JACKSONVILLE, Fla. – A Jacksonville couple is trying to figure out how their relatives’ belongings ended up for sale online after he passed away.

Chris Hagemes and his wife Melissa told News4Jax they were on Facebook when they found a post from their loved one months after he died.
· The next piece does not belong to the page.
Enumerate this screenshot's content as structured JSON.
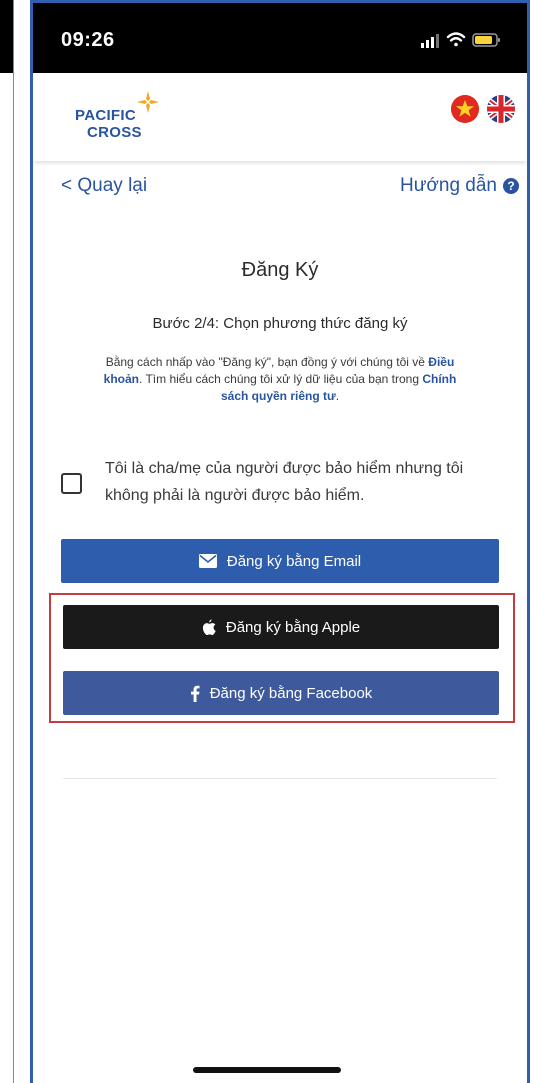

It included items for sale that they believe should have gone to his children.

“I’m like, what kind of heart does a person have to do something like that?” Chris Hagemes said.

They found Chris’ brother’s most prized possessions — signed Miami Dolphins memorabilia — for sale on Facebook Marketplace for $200.

“That stuff is priceless,” Melissa Hagemes said.

But their loved one, Jody Hagemes, is dead after he passed away from a health issue four months ago inside his Northside apartment.

48-year-old Jody Hagemes was an Army veteran with two children in college, who thought they'd never see his belongings again.

Chris Hagemes said he’s been there several times and management said they hired an outside company to clean the apartment.

“I went back to the property the day they actually removed him from the apartment complex and the stuff was still there. Went back the following morning and everything was gone,” Chris Hagemes said.

Jody Hagemes, 48, was an Army veteran with two children in college who thought they’d never see his belongings again. They were upset his stuff was trashed, but they were understanding — until they saw the post with his things for sale on his Facebook account.

The apartment managers had no response to News4Jax questions and we are not identifying the complex right now as we’re still investigating.

“They said they just couldn’t speak with me. It was something that had to go through JSO and they could not give me any information,” Chris Hagemes said.

Police said it was a civil matter even though they believe the belongings should have legally gone to his children. So News4Jax contacted attorney Lauren Prater.

“My first reaction is I cannot believe people would do this to people at the lowest point in their lives,” Prater said. “The children and any of the heirs should have at least been put on notice that the property was going to be removed. They would have been the ones entitled to inherit under any type of will. It’s obvious here that there are potentially some rights that would have been violated here.”

The Hagemes family just wants answers and to close this painful chapter.

“I would just like to get the belongings back to give to his kids, yes somebody needs to be punished for what they’ve done, but that’s not what I’m out for, I just want the kids to have something to remember their dad by,” Chris Hagemes said.

About the Author:

Lifetime Jacksonville resident anchors the 8 and 9 a.m. weekday newscasts and is part of the News4Jax I-Team.